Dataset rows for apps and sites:
────────
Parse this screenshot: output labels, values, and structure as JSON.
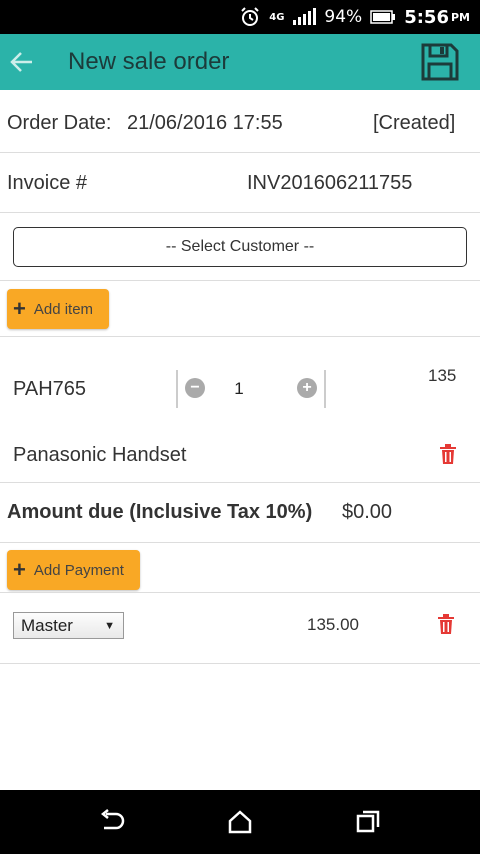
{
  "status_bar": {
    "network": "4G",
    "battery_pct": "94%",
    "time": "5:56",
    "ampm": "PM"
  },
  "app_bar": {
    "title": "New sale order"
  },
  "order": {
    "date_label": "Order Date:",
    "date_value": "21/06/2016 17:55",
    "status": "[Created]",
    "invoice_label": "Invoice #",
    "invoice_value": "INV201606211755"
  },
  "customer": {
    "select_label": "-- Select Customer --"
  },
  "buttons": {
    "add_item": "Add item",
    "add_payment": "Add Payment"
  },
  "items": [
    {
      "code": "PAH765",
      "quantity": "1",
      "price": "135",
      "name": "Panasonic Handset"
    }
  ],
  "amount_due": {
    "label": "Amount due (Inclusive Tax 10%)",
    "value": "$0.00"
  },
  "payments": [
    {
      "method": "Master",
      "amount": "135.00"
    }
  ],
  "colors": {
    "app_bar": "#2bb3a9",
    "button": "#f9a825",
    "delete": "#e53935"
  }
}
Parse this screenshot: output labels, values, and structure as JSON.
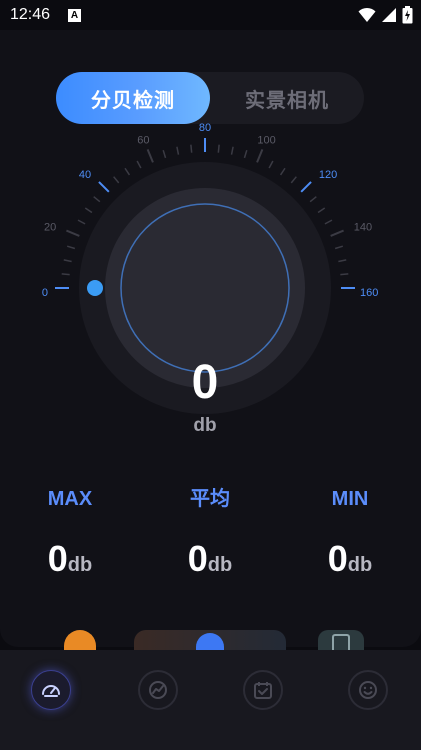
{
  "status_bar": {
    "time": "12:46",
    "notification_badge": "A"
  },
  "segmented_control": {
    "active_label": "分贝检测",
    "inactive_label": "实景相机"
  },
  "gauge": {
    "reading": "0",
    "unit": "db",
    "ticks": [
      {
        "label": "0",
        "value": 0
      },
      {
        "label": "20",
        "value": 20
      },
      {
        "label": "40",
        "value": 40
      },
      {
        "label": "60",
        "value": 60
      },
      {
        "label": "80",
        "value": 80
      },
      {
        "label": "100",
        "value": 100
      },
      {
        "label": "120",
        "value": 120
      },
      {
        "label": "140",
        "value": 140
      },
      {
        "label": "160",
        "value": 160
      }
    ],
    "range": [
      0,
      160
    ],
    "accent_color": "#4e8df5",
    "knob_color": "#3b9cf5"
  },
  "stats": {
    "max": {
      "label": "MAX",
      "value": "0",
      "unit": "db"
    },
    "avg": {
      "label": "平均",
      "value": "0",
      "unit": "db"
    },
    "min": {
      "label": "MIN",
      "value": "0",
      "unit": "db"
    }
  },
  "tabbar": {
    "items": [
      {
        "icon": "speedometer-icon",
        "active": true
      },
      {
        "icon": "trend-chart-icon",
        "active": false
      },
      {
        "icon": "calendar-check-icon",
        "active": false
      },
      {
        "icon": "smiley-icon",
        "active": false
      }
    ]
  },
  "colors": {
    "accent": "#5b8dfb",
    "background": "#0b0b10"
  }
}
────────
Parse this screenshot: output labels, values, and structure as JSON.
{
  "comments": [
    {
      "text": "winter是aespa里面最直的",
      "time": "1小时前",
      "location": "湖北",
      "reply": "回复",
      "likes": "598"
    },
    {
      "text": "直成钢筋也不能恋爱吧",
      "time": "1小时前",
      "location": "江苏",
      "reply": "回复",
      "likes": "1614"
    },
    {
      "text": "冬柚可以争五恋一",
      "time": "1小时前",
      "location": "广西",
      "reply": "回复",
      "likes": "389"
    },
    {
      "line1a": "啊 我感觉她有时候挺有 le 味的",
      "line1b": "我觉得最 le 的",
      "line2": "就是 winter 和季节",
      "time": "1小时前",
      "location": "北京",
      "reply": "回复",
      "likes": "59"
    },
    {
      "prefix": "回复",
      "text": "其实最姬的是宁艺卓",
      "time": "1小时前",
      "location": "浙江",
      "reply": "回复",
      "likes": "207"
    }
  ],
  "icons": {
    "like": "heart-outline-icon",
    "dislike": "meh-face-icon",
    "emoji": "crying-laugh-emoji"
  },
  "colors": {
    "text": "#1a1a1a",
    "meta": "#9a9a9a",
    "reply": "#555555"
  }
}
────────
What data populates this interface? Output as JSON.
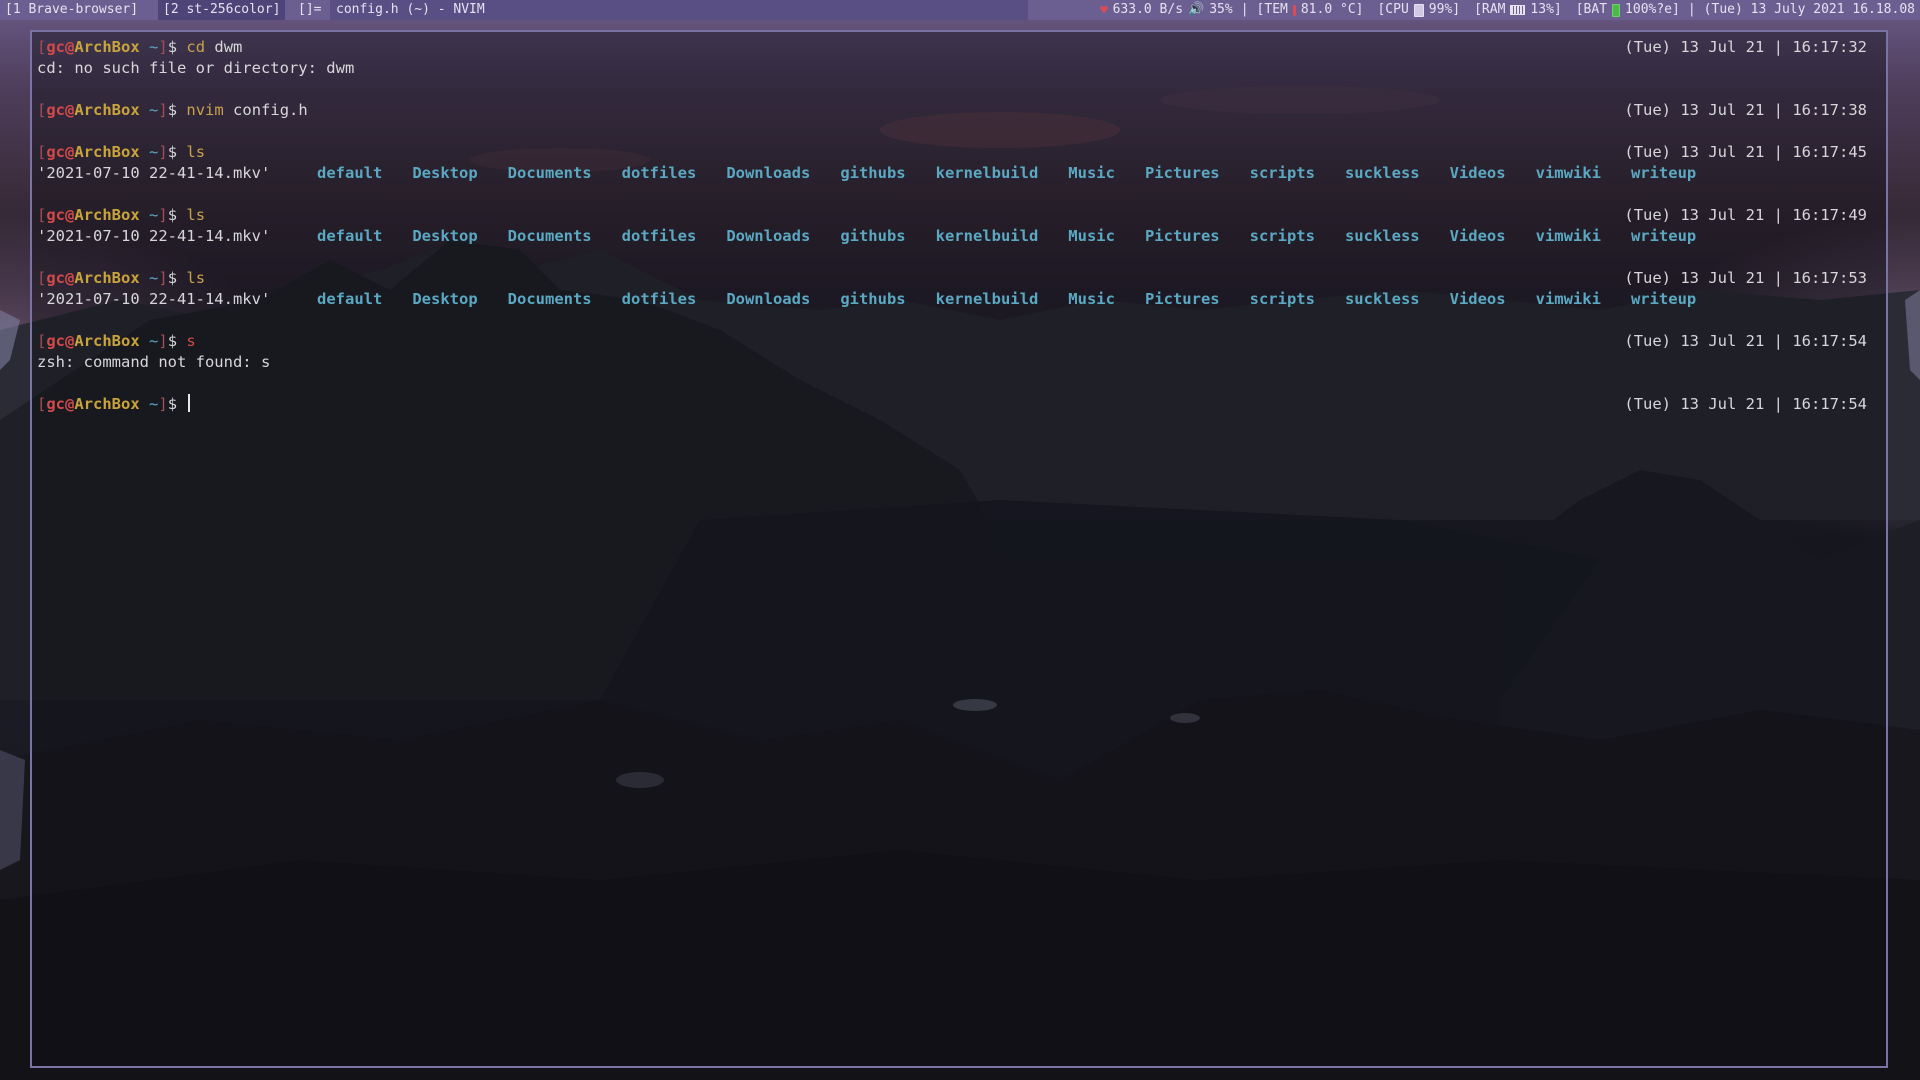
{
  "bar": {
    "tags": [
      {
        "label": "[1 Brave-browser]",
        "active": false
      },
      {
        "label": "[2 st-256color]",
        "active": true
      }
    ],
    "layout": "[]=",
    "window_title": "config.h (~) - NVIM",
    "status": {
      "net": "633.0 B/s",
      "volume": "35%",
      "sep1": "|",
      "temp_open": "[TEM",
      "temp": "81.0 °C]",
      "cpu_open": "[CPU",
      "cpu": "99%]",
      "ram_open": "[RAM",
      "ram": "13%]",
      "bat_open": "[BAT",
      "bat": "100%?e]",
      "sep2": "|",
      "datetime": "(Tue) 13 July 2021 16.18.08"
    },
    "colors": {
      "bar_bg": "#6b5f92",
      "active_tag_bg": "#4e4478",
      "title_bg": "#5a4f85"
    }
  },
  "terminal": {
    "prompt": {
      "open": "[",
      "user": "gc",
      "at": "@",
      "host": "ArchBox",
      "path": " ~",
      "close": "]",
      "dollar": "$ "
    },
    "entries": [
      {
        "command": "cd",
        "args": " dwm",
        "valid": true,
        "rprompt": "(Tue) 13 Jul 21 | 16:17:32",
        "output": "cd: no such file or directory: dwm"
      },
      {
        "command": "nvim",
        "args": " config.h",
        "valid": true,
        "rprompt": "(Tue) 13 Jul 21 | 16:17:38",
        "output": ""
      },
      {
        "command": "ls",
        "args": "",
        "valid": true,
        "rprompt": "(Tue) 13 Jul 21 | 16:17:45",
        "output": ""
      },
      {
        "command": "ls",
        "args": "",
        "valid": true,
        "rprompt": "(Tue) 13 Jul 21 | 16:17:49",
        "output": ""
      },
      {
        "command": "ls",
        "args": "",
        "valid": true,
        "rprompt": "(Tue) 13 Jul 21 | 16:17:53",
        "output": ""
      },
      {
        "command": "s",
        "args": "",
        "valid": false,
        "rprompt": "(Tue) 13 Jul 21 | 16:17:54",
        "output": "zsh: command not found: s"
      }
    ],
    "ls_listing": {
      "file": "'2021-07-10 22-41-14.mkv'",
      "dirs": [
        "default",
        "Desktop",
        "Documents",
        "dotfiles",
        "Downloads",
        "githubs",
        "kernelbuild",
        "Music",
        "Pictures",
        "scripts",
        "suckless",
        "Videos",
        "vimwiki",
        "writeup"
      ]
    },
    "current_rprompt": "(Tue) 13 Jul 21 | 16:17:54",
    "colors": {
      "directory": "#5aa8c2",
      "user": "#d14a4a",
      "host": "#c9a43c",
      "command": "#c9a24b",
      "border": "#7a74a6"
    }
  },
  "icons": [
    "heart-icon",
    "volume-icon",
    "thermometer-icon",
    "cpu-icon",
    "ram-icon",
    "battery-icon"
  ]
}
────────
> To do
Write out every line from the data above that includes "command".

> Answer to this task
        "command": "cd",
        "command": "nvim",
        "command": "ls",
        "command": "ls",
        "command": "ls",
        "command": "s",
        "output": "zsh: command not found: s"
      "command": "#c9a24b",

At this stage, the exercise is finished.